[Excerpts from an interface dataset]
○ ○ ○
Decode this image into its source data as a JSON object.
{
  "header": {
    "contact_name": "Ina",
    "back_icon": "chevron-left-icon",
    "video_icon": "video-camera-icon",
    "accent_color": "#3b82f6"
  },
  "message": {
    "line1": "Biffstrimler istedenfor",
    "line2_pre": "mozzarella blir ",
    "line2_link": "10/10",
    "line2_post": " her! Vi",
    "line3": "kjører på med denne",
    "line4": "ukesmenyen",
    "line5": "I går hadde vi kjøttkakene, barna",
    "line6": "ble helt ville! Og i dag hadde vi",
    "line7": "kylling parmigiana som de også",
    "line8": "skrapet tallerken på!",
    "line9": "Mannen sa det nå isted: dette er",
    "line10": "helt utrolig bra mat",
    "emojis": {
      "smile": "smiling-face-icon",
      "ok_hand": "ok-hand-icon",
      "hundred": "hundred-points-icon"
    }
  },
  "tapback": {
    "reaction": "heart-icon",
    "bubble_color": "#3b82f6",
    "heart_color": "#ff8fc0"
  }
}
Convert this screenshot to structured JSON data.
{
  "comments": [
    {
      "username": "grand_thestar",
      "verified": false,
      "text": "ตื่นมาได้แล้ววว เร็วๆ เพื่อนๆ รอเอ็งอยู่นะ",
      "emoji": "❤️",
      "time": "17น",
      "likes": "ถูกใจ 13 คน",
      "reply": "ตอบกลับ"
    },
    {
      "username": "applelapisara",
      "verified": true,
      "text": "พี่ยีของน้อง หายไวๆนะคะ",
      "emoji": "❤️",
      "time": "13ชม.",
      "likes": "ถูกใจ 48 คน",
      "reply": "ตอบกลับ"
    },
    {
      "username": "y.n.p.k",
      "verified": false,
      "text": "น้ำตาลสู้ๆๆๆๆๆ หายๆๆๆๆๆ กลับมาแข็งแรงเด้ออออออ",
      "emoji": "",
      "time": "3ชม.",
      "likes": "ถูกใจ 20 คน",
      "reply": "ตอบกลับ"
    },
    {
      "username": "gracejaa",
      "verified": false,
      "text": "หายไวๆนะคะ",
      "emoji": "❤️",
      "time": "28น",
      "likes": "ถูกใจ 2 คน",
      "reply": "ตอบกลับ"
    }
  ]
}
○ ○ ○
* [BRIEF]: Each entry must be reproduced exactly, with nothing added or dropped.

* [RESPONSE AREA]:
Decode this image into its source data as a JSON object.
{
  "header": {
    "contact_name": "Ina",
    "back_icon": "chevron-left-icon",
    "video_icon": "video-camera-icon",
    "accent_color": "#3b82f6"
  },
  "message": {
    "line1": "Biffstrimler istedenfor",
    "line2_pre": "mozzarella blir ",
    "line2_link": "10/10",
    "line2_post": " her! Vi",
    "line3": "kjører på med denne",
    "line4": "ukesmenyen",
    "line5": "I går hadde vi kjøttkakene, barna",
    "line6": "ble helt ville! Og i dag hadde vi",
    "line7": "kylling parmigiana som de også",
    "line8": "skrapet tallerken på!",
    "line9": "Mannen sa det nå isted: dette er",
    "line10": "helt utrolig bra mat",
    "emojis": {
      "smile": "smiling-face-icon",
      "ok_hand": "ok-hand-icon",
      "hundred": "hundred-points-icon"
    }
  },
  "tapback": {
    "reaction": "heart-icon",
    "bubble_color": "#3b82f6",
    "heart_color": "#ff8fc0"
  }
}
Convert this screenshot to structured JSON data.
{
  "comments": [
    {
      "username": "grand_thestar",
      "verified": false,
      "text": "ตื่นมาได้แล้ววว เร็วๆ เพื่อนๆ รอเอ็งอยู่นะ",
      "emoji": "❤️",
      "time": "17น",
      "likes": "ถูกใจ 13 คน",
      "reply": "ตอบกลับ"
    },
    {
      "username": "applelapisara",
      "verified": true,
      "text": "พี่ยีของน้อง หายไวๆนะคะ",
      "emoji": "❤️",
      "time": "13ชม.",
      "likes": "ถูกใจ 48 คน",
      "reply": "ตอบกลับ"
    },
    {
      "username": "y.n.p.k",
      "verified": false,
      "text": "น้ำตาลสู้ๆๆๆๆๆ หายๆๆๆๆๆ กลับมาแข็งแรงเด้ออออออ",
      "emoji": "",
      "time": "3ชม.",
      "likes": "ถูกใจ 20 คน",
      "reply": "ตอบกลับ"
    },
    {
      "username": "gracejaa",
      "verified": false,
      "text": "หายไวๆนะคะ",
      "emoji": "❤️",
      "time": "28น",
      "likes": "ถูกใจ 2 คน",
      "reply": "ตอบกลับ"
    }
  ]
}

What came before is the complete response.